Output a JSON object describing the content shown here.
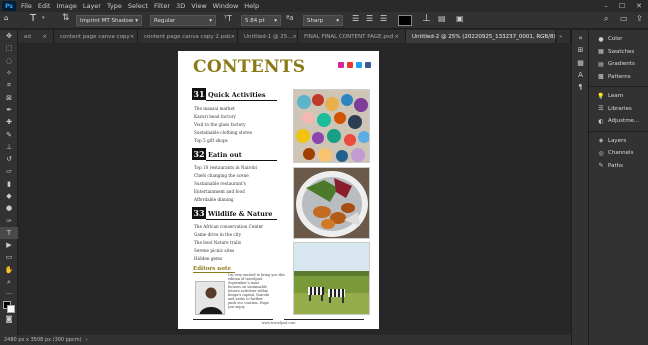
{
  "menu": {
    "app": "Ps",
    "items": [
      "File",
      "Edit",
      "Image",
      "Layer",
      "Type",
      "Select",
      "Filter",
      "3D",
      "View",
      "Window",
      "Help"
    ]
  },
  "options": {
    "tool_glyph": "T",
    "font_family": "Imprint MT Shadow",
    "font_style": "Regular",
    "font_size": "5.84 pt",
    "antialias": "Sharp",
    "text_color": "#000000"
  },
  "tabs": [
    "ed",
    "content page canva copy",
    "content page canva copy 2.psb",
    "Untitled-1 @ 25...",
    "FINAL FINAL CONTENT PAGE.psd",
    "Untitled-2 @ 25% (20220925_133237_0001, RGB/8) *"
  ],
  "status": "2480 px x 3508 px (300 ppcm)",
  "panels": [
    {
      "label": "Color",
      "icon": "●"
    },
    {
      "label": "Swatches",
      "icon": "▦"
    },
    {
      "label": "Gradients",
      "icon": "▤"
    },
    {
      "label": "Patterns",
      "icon": "▩"
    },
    {
      "label": "Learn",
      "icon": "💡"
    },
    {
      "label": "Libraries",
      "icon": "☰"
    },
    {
      "label": "Adjustme...",
      "icon": "◐"
    },
    {
      "label": "Layers",
      "icon": "◈"
    },
    {
      "label": "Channels",
      "icon": "◎"
    },
    {
      "label": "Paths",
      "icon": "✎"
    }
  ],
  "doc": {
    "title": "CONTENTS",
    "sections": [
      {
        "num": "31",
        "heading": "Quick Activities",
        "items": [
          "The maasai market",
          "Kazuri bead factory",
          "Visit to the glass factory",
          "Sustainable clothing stores",
          "Top 5 gift shops"
        ]
      },
      {
        "num": "32",
        "heading": "Eatin out",
        "items": [
          "Top 10 restaurants in Nairobi",
          "Chefs changing the scene",
          "Sustainable restaurant's",
          "Entertainment and food",
          "Affordable dinning"
        ]
      },
      {
        "num": "33",
        "heading": "Wildlife & Nature",
        "items": [
          "The African conservation Center",
          "Game drive in the city",
          "The best Nature trails",
          "Serene picnic sites",
          "Hidden gems"
        ]
      }
    ],
    "editor": {
      "heading": "Editors note",
      "intro": [
        "I'm very excited to bring you this",
        "edition of travelpad,"
      ],
      "body": [
        "September's issue",
        "focuses on sustainable",
        "leisure activities within",
        "Kenya's capital, Nairobi",
        "and seeks to further",
        "push eco tourism. Hope",
        "you enjoy."
      ]
    },
    "footer": "www.travelpad.com"
  },
  "colors": {
    "title_gold": "#8a7a16",
    "ps_blue": "#31a8ff"
  }
}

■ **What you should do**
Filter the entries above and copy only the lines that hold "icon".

■ **Your solution**
      "icon": "●"
      "icon": "▦"
      "icon": "▤"
      "icon": "▩"
      "icon": "💡"
      "icon": "☰"
      "icon": "◐"
      "icon": "◈"
      "icon": "◎"
      "icon": "✎"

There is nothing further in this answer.